Impact of exotic earthworms on organic carbon sorption on mineral surfaces and soil carbon inventories in a northern hardwood forest

1024 681 Stroud Water Research Center

Lyttle, A., K. Yoo, C. Hale, A.K. Aufdenkampe, S.D. Sebestyen, K. Resner, and A. Blum. 2015. Ecosystems 18(1):16–29.

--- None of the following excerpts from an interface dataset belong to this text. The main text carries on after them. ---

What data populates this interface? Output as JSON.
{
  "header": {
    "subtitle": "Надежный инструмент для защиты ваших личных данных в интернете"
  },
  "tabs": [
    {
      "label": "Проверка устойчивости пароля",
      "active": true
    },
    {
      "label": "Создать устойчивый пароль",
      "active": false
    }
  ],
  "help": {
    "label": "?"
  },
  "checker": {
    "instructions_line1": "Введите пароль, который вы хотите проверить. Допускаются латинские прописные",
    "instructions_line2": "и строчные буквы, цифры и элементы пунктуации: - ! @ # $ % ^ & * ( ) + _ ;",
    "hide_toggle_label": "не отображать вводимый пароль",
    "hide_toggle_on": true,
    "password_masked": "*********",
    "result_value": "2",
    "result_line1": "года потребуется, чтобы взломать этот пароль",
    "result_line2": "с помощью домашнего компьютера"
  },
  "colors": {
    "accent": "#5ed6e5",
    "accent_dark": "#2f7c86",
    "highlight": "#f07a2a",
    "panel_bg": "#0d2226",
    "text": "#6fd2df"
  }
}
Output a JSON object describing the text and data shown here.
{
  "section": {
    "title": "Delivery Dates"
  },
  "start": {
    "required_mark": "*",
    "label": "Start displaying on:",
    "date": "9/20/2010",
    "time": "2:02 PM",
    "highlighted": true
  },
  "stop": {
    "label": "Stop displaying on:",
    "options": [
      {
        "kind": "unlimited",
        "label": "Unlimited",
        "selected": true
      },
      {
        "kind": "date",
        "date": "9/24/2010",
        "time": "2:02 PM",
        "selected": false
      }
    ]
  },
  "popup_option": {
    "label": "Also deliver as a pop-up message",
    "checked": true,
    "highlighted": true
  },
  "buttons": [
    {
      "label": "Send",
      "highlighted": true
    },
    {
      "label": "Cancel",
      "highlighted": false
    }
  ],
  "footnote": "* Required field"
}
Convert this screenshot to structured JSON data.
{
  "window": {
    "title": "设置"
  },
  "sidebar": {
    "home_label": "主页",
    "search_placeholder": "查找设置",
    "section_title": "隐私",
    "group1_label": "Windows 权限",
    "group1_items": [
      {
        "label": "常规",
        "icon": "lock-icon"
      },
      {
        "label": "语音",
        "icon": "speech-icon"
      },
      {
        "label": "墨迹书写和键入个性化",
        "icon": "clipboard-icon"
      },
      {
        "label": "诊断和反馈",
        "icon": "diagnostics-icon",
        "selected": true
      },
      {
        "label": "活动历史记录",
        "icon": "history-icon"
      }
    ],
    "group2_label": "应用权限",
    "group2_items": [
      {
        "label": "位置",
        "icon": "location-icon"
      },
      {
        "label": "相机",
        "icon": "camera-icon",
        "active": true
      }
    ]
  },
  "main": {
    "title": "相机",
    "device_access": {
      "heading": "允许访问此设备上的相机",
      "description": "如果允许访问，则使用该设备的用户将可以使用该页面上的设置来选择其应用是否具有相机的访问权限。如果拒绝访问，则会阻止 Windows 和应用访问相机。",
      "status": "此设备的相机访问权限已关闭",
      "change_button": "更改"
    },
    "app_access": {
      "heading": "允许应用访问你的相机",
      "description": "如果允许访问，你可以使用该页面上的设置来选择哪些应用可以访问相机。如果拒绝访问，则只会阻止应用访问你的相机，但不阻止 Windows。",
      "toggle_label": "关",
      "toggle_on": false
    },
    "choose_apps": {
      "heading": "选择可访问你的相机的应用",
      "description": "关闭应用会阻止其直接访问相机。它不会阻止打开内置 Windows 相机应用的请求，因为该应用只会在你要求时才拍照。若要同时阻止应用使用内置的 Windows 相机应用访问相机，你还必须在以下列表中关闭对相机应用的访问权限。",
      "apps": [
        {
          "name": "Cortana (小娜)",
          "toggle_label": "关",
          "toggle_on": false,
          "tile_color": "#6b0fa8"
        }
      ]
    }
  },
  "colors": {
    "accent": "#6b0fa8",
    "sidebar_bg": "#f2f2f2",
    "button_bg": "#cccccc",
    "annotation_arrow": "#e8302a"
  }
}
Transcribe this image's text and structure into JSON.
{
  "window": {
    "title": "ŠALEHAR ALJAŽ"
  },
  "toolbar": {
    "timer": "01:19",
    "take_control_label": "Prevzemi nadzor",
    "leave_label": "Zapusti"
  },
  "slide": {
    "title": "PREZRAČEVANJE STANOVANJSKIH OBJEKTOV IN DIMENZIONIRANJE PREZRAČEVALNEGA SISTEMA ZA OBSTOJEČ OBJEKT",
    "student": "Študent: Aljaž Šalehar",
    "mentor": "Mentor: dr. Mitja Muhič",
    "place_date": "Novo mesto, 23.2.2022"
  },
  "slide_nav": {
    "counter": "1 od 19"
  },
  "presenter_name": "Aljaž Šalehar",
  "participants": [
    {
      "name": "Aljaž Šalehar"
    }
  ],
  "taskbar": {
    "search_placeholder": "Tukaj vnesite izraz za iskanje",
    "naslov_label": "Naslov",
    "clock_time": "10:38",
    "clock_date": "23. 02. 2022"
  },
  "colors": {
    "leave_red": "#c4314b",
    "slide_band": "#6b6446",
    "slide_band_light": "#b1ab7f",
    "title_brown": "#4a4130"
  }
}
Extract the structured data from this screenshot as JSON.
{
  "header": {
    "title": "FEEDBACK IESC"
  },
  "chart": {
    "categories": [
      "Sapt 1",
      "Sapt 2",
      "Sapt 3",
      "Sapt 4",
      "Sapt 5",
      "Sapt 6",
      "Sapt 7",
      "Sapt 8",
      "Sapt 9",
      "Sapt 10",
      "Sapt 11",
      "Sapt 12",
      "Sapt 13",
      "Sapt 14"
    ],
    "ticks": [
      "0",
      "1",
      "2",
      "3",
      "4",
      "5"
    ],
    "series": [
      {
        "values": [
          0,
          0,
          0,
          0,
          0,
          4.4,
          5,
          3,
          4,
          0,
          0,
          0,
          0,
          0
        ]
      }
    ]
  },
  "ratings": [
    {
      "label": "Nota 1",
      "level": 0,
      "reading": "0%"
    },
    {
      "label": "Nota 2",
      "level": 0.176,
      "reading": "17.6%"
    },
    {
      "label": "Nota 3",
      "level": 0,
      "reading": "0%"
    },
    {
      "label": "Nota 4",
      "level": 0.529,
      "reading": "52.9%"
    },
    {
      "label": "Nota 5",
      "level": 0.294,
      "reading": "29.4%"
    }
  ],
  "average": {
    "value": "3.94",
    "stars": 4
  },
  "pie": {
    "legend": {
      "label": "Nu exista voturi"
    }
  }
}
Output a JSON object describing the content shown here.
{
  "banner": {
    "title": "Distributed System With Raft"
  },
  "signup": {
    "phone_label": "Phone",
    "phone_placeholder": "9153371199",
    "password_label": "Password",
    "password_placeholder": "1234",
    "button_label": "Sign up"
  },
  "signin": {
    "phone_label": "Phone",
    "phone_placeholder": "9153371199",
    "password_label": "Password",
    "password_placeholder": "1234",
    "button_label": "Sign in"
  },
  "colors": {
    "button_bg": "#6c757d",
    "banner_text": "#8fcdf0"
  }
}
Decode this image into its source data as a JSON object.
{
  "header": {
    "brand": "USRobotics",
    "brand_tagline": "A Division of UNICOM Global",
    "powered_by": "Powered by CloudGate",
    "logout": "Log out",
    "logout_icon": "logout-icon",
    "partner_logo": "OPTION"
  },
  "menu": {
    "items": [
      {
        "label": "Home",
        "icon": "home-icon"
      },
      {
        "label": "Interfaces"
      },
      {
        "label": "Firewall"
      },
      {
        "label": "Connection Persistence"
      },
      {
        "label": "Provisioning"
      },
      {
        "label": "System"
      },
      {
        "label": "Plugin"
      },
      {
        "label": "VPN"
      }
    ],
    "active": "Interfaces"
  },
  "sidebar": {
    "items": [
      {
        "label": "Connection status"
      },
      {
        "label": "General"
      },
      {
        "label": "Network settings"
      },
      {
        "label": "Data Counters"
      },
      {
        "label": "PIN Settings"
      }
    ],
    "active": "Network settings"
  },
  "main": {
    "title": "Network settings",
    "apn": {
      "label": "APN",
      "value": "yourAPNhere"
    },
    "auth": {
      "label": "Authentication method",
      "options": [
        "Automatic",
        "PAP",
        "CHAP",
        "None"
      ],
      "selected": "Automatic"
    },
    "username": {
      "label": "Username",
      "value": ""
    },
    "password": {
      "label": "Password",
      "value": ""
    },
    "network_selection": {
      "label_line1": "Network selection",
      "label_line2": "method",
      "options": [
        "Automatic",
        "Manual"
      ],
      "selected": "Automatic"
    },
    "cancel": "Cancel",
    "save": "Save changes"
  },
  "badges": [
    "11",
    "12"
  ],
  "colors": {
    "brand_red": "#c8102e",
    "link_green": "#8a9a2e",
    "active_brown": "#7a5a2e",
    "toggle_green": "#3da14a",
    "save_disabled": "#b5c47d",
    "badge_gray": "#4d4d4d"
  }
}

Exotic earthworms are invading forests in North America where native earthworms have been absent since the last glaciation. These earthworms bioturbate soils and may enhance physical interactions between minerals and organic matter (OM), thus affecting mineral sorption of carbon (C) which may affect C cycling. We quantitatively show how OM-mineral sorption and soil C inventories respond to exotic earthworms along an earthworm invasion chronosequence in a sugar maple forest in northern Minnesota. We hypothesized that mineral surface area in A horizons would increase as burrowing earthworms incorporated clay minerals from the B horizons and that enhanced contacts between OM and minerals would increase the OM sorption on mineral surfaces and mineral-associated C inventories in A horizons. Contrary to our hypotheses, mineral surface areas within A horizons were lowered because earthworm burrows only extended into the silt-rich loess that separated the A and clay-rich B horizons. Furthermore, where endogeic earthworms were present, a smaller fraction of mineral surface area was covered with OM. OM sorption on minerals in the A horizons shifted from a limitation of mineral surface availability to a limitation of OM availability within a decade after the arrival of endogeic earthworms. C-mineral sorption depends on earthworm consumption of OM as well as the composition and vertical distribution of minerals. This finding may thus explain the contradictory results reported in earlier investigations. Our results highlight the rapid and drastic effects of exotic earthworms on key ecosystem processes in deciduous forests in post-glacial settings.